>> ... as opposed to an instructor designing an effective sequence of experiences
I beleive that humans are more than happy and willing to create what you call "an effective sequence of experiences". The problem is most of the time there will be no agreement of what constitutes such a sequence. And in such a situation conformity will operate in full force, and you are stuck with the status quo.
>> There are plenty of policy makers who would be happy >>to get rid of most instructor/teacher contact, and make >> us into tutors and support staff.
Is this is only a wish of policy makers, or sometimes a wish of the instructors themselves ? What I mean is, I seen some university professors lecturing the same lecture year after year at undergrad level(or slightly revised when needed), granting students 1 question / person / lecture, and relaying on TAs for most of the other stuff so they can focus on their research. At least for an outsider eye like mine, it seems such individuals also desire to minimize the interactions with their students.
And if you focus on students and doing great by them, it might be very well a double edged sword. If your research suffers, even if you create a new generation of extremely well prepared students, what will be your reward ? Denial of tenure or something like that ? Or your peers ironically asking what was the last paper you published ?
The irony is, the best researchers are not always the best instructors.

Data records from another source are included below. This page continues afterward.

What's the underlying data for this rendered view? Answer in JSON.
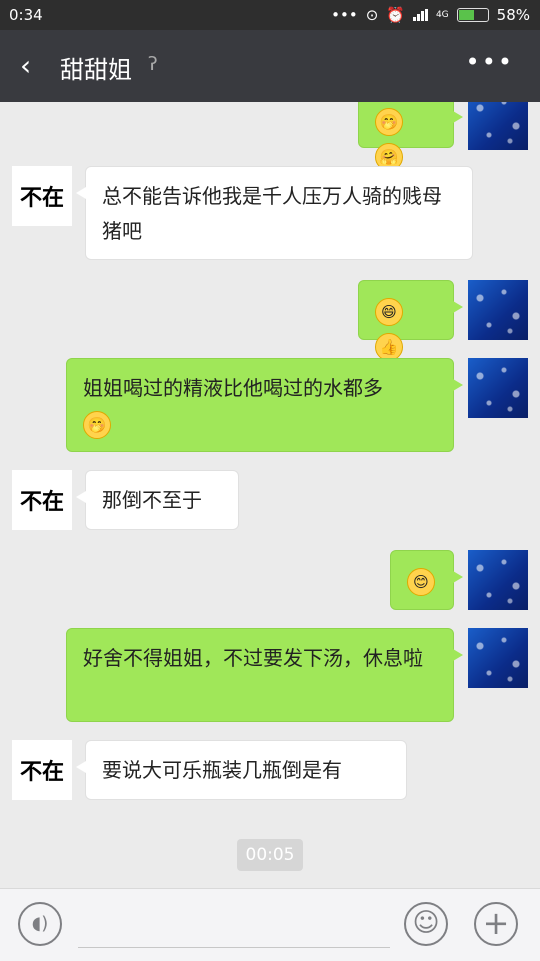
{
  "status": {
    "time": "0:34",
    "battery": "58%",
    "network": "4G",
    "battery_level": 0.58
  },
  "header": {
    "title": "甜甜姐",
    "back_icon": "‹",
    "more_icon": "•••"
  },
  "contact_avatar_text": "不在",
  "messages": [
    {
      "from": "me",
      "emojis": [
        "🤭",
        "🤗"
      ]
    },
    {
      "from": "other",
      "text": "总不能告诉他我是千人压万人骑的贱母猪吧"
    },
    {
      "from": "me",
      "emojis": [
        "😄",
        "👍"
      ]
    },
    {
      "from": "me",
      "text": "姐姐喝过的精液比他喝过的水都多",
      "emojis": [
        "🤭"
      ]
    },
    {
      "from": "other",
      "text": "那倒不至于"
    },
    {
      "from": "me",
      "emojis": [
        "😊"
      ]
    },
    {
      "from": "me",
      "text": "好舍不得姐姐，不过要发下汤，休息啦"
    },
    {
      "from": "other",
      "text": "要说大可乐瓶装几瓶倒是有"
    }
  ],
  "timestamp": "00:05",
  "input_bar": {
    "voice_icon": "voice-icon",
    "emoji_icon": "emoji-icon",
    "plus_icon": "plus-icon"
  }
}
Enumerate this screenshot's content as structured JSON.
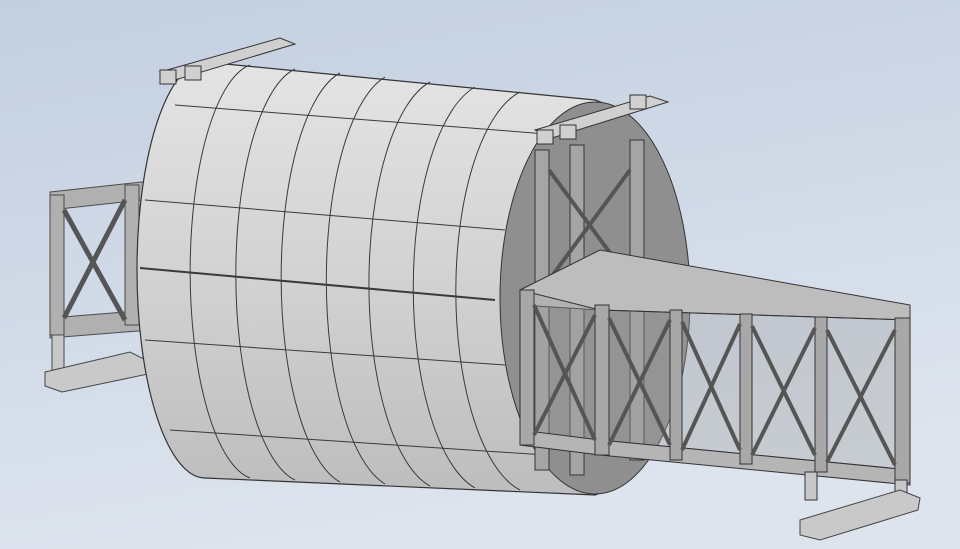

This is not a judgment on anyone. It's only natural to act this way, since the institutionalized educational process is subjected to very powerful socio-psychological and economic factors.